- Single centre which may lead to doubt about external validity – extrapolation to other populations of dogs with GDV in other hospitals. That said, their techniques described seem somewhat ‘standard’. Survival rate reported here is comparable to that in other reports from similar university teaching hospital-type environments.
- One of the stated objectives is to report ‘effectiveness’ of the two decompression techniques. There is then no further mention of this until the penultimate paragraph of the Discussion where it is alluded to in a roundabout way by mentioning that one could possibly try to assess improvement in haemodynamic status after decompression.
- Not stated whether gastropexy was performed and if so, how.
My bottom line
So I guess after reading this paper I don’t think it will have any impact on my clinical practice. It is definitely good to have some published information on the subject; however the significance of this evidence given the nature and limitations of the study need to be borne in mind when considering any impact on clinical practice. On the face of it, based on this study, the reasons for which I and others do not use needle trocarisation as our default technique may seem even less valid…but conceptually I do not like the idea of creating a hole in an organ unless I feel I need to and I would like a lot more and better quality evidence before reconsidering. One other thing that needs to be borne in mind is that it is an implicit assumption in this study discussion that all cases subsequently undergo surgical intervention. This is in keeping with my recommendations but one would need to think even harder about performing gastric trocarisation if surgery was not to be performed.
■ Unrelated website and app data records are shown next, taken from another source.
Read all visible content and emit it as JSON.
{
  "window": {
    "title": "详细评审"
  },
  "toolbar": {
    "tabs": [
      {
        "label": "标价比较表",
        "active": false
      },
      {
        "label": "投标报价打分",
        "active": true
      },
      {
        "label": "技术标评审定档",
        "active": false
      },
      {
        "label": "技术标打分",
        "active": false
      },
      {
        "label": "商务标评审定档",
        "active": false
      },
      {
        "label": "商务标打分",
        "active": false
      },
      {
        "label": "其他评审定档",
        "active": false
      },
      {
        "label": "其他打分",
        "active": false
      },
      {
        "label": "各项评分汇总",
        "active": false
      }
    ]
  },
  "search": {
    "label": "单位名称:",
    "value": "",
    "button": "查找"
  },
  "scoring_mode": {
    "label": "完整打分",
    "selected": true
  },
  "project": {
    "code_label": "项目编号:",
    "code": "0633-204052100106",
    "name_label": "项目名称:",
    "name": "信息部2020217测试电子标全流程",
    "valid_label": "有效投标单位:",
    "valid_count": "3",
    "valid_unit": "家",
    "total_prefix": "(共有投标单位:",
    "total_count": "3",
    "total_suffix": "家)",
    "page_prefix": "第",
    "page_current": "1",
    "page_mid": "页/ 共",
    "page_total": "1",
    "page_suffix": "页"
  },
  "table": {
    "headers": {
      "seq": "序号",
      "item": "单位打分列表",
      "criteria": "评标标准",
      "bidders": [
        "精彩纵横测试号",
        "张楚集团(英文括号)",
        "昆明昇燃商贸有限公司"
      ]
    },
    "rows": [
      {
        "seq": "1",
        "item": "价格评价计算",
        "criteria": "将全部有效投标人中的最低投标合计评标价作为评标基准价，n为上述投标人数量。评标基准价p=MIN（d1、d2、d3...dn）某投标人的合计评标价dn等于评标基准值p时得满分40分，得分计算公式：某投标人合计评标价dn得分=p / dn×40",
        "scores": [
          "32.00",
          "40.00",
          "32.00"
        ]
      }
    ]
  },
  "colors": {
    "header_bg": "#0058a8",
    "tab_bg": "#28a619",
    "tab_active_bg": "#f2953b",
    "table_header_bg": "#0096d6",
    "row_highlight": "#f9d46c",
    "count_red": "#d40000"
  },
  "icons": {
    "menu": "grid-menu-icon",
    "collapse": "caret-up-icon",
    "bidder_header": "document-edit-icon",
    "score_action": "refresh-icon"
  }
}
That said, I will worry just a little less when I do need to perform needle decompression…not that I worried that much anyway. As I say, thankfully in the environments in which I have worked survival rates for dogs with GDV are very high regardless of decompression technique. I would imagine that in environments in which this is not the case, the decompression technique is likely to be a relatively trivial consideration with respect to explaining the high mortality which is more likely to relate to inadequate resuscitation with fluid therapy, choice of sedative and anaesthetic agents, intraoperative monitoring, surgical technique and post-operative care. However I would also stress that when sedating for orogastric intubation we advocate ‘judicious’ sedation with cardiorespiratory-sparing agents, typically using a pure opioid [usually already administered shortly after presentation] and a benzodiazepine.
Love to hear any thoughts/comments…